» **What to produce**: Your answer must be every line of the data that contains "icon".

» **Given data**:
== == ==

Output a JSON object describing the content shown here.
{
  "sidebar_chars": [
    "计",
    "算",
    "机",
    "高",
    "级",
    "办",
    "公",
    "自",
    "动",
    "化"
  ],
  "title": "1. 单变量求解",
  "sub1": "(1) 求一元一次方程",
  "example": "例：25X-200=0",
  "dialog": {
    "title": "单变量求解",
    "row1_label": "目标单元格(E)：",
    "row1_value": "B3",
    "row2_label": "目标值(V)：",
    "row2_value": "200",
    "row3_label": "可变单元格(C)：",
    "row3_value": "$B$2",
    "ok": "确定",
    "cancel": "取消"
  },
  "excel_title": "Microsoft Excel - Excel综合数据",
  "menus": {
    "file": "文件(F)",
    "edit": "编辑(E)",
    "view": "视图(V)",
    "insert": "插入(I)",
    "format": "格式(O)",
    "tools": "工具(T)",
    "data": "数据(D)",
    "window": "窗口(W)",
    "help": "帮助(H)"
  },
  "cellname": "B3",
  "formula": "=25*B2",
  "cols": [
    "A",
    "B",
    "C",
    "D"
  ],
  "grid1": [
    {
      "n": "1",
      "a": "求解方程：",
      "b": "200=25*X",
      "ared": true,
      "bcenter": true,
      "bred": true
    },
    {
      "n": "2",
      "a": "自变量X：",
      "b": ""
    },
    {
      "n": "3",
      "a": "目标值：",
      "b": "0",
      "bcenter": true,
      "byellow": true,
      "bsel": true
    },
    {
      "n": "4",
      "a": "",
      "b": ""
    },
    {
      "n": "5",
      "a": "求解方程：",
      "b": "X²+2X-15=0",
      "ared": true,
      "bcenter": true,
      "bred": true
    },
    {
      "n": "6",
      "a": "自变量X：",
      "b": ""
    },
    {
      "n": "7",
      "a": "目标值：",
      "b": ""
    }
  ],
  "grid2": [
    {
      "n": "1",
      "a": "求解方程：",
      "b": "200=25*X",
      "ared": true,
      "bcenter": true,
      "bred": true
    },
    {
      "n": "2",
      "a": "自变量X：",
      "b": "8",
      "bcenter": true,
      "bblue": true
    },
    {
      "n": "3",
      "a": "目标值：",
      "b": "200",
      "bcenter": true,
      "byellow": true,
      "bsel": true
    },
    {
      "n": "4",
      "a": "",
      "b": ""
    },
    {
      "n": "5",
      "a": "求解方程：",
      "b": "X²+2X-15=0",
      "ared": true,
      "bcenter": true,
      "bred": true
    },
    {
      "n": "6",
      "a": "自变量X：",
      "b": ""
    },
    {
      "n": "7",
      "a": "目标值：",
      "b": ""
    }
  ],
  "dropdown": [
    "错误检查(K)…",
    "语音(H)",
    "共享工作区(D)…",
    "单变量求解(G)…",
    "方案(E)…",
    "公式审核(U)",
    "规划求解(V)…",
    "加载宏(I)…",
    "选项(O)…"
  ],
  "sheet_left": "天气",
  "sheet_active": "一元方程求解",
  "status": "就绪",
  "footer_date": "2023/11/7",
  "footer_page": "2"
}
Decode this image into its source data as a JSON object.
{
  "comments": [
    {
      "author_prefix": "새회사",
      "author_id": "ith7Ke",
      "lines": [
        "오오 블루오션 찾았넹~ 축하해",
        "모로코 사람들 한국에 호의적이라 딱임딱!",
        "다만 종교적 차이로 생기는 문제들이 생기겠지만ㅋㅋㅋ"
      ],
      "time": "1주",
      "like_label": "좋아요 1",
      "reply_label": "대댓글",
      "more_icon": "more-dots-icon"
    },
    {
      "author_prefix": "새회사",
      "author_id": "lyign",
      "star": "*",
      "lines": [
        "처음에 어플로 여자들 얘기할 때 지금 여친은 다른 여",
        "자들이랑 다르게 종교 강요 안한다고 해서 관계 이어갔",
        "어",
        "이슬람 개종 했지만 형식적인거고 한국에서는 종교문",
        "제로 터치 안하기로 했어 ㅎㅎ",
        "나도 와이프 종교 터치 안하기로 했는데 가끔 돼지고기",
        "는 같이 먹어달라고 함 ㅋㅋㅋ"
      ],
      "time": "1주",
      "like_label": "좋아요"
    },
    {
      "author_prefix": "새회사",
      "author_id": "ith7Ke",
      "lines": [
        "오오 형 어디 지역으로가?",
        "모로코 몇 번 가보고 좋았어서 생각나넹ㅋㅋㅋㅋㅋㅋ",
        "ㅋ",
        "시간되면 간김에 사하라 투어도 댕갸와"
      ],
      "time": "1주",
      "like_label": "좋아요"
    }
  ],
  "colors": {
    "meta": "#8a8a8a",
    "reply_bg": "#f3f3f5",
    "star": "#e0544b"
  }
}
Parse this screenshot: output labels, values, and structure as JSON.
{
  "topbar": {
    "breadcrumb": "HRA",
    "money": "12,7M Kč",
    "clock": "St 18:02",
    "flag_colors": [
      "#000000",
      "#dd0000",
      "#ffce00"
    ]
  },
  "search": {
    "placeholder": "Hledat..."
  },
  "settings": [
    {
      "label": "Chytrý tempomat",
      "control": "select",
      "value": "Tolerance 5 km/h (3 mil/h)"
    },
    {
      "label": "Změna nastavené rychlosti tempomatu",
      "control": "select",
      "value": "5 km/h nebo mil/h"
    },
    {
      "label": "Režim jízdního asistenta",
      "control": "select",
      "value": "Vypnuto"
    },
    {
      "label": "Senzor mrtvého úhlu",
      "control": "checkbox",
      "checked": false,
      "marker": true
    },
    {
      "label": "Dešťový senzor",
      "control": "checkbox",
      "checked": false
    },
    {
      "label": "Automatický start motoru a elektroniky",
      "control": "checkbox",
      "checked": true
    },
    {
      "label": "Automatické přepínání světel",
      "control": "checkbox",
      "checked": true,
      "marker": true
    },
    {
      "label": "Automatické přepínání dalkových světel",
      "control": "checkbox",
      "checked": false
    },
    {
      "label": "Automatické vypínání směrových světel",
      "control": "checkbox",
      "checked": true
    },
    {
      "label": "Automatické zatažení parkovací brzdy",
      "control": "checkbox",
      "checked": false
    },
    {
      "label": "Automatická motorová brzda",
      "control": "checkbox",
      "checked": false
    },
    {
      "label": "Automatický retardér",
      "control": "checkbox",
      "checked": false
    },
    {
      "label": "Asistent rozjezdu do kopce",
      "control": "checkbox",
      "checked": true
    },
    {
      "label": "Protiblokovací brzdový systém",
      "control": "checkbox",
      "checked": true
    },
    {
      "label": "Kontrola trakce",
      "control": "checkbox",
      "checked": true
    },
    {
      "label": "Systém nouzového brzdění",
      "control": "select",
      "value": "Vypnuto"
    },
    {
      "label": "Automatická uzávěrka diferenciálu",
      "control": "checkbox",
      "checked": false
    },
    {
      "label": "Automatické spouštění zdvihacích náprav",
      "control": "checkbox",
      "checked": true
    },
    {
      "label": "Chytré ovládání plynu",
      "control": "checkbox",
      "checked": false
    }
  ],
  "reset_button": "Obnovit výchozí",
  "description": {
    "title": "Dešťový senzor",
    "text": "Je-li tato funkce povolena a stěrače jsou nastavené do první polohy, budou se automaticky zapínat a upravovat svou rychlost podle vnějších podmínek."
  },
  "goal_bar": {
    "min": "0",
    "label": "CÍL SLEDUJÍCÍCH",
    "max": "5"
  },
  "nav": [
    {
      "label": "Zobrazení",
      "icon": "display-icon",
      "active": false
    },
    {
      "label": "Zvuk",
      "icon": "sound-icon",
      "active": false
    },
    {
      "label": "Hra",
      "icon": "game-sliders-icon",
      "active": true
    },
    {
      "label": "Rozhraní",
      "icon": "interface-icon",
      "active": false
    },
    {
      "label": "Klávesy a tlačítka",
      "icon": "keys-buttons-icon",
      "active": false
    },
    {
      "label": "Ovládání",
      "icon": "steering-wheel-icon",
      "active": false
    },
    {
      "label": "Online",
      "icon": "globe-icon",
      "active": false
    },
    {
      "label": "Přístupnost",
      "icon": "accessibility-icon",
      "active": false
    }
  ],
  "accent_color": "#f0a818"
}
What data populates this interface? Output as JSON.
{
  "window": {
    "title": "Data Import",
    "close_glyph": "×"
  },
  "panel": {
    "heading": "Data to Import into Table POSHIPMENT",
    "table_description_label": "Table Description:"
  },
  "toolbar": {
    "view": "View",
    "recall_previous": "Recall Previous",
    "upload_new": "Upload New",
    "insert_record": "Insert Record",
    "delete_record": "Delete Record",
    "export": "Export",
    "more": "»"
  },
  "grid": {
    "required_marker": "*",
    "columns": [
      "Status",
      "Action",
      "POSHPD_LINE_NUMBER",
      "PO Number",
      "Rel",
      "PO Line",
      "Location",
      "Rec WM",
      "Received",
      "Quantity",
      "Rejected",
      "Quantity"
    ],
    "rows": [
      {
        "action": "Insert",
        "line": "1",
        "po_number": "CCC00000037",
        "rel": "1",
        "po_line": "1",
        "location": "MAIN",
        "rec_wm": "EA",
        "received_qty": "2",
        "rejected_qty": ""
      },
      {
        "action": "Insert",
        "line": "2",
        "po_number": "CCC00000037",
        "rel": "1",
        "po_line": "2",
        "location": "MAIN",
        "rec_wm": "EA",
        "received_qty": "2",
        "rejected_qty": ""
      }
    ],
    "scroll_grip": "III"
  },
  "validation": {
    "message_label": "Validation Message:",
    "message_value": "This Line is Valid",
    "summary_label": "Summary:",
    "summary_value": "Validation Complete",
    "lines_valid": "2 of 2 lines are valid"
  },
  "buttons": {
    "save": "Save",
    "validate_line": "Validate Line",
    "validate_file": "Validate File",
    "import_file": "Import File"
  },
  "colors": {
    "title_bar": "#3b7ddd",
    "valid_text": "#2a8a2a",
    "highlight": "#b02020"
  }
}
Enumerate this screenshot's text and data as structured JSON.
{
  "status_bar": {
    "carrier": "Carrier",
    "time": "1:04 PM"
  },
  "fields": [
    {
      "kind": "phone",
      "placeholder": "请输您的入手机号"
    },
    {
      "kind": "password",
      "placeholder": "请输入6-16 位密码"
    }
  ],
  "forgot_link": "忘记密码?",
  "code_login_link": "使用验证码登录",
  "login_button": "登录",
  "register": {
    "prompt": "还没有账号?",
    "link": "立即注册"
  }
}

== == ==

» **Output below**:
      "more_icon": "more-dots-icon"
      "icon": "display-icon",
      "icon": "sound-icon",
      "icon": "game-sliders-icon",
      "icon": "interface-icon",
      "icon": "keys-buttons-icon",
      "icon": "steering-wheel-icon",
      "icon": "globe-icon",
      "icon": "accessibility-icon",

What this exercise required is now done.